“The Afghan woman poet predates the American or European female poet,” says Zohra Saed, an Afghan-American poet living in New York City. “Consider the poet queen Rabia Balkhi.” Legend has it this 11th century Afghan used her last drop of blood to write poems.
“Afghan women’s poetry is unique because it must respond to create change,” says Saed. “Within our communities and also to change outside perceptions. It is the poetry of witness, of trauma, of memory and of struggle to be seen as individuals.”
by Leigh Cuen [CSM]
In Brooklyn, my Farsi writing skills never went beyond the 1st grade level. I remember the stapled together books with sentences like “Lala naan daad” (big brother gave bread) to help practice the connection of letters and sounds. The hand sketched illustrations, the blur of the copy machine and the occasional smears of a handwritten booklet. I even remember the chapter on “Toofang” (gun). The booklets were copied off of the ones going to refugee camps through UNESCO, so even though ensconced in the brick and cement of Brooklyn, war came to us as children in the form of learning words the same as they reached refugee children.

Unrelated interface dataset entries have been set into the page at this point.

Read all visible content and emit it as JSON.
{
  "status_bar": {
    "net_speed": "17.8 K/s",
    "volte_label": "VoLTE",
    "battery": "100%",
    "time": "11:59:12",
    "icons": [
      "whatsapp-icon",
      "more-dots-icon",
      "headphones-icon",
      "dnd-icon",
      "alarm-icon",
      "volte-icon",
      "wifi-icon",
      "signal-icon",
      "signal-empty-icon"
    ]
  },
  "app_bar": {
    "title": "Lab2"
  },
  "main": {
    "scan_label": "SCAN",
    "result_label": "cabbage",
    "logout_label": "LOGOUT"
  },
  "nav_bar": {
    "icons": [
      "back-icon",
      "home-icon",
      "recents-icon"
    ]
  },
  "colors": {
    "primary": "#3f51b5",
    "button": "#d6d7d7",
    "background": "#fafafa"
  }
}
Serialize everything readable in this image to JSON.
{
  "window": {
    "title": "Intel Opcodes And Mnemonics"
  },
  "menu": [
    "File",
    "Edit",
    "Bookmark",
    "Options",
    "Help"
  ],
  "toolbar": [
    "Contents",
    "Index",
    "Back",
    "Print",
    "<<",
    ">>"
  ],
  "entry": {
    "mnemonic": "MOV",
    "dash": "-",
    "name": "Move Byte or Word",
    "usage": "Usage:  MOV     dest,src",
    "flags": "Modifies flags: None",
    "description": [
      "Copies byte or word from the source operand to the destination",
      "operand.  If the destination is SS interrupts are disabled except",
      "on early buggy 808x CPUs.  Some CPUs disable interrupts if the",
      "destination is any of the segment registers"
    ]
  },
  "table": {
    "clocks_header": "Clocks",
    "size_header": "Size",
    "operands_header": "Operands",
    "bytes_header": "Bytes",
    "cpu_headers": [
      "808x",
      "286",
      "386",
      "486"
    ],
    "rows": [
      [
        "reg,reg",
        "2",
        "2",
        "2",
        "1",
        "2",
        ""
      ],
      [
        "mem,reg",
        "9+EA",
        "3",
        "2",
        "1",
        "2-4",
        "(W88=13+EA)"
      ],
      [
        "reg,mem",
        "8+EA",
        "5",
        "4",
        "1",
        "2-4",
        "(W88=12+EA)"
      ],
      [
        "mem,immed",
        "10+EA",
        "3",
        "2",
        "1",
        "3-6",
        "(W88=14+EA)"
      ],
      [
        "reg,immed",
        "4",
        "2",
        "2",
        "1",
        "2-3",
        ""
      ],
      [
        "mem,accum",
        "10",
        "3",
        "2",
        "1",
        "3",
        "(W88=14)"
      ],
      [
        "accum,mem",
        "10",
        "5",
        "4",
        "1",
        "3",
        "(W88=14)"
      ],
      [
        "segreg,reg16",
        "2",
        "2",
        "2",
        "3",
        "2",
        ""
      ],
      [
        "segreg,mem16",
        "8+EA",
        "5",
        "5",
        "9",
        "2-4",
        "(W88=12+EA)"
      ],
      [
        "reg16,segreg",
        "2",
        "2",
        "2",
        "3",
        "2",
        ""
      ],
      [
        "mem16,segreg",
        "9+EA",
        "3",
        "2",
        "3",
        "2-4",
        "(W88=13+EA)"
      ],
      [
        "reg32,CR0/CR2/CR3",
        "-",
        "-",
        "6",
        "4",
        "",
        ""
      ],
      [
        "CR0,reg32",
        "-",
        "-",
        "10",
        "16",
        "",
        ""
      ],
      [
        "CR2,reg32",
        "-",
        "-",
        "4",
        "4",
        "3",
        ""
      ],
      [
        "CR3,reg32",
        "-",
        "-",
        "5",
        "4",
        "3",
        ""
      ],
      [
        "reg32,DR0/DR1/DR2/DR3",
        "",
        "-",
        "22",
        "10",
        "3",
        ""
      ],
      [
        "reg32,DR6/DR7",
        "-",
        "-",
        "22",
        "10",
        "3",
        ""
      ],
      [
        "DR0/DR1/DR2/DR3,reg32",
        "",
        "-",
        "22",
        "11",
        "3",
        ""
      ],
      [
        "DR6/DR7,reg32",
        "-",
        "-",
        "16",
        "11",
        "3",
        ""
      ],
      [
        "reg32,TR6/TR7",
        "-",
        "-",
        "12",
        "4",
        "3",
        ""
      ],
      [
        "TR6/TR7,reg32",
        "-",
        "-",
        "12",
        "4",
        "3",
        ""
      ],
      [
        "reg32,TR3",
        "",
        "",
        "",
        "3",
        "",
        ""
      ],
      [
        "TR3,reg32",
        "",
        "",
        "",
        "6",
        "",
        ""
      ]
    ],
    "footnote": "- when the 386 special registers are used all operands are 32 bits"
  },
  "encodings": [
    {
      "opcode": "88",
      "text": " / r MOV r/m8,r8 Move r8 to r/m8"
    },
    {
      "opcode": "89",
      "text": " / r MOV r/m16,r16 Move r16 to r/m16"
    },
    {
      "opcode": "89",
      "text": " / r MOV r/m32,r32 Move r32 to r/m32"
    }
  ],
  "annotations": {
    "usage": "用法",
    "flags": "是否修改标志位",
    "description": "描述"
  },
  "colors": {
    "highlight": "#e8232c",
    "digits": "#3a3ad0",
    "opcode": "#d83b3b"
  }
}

The way I speak Farsi, with my kitchen vocabulary and the way it is punctured through with Uzbek and English, has always been a source of anxiety for me. I was mocked for it as a child amongst others. It is only this year that I am amongst other friends my age struggling to learn Farsi on our own and practicing in our own company. It is a humbling project to say the least.
Because of my language limitations I’ve always been hesitant to speak about poetry in Farsi and Pashtu, each with their own rich tradition of language and of women poets. Also, when people write about Afghan women, I wonder if they see us or see an anonymous blur of women. But I was happy that Leigh asked more nuanced questions about the poetry of war and witness and survival by Afghan women.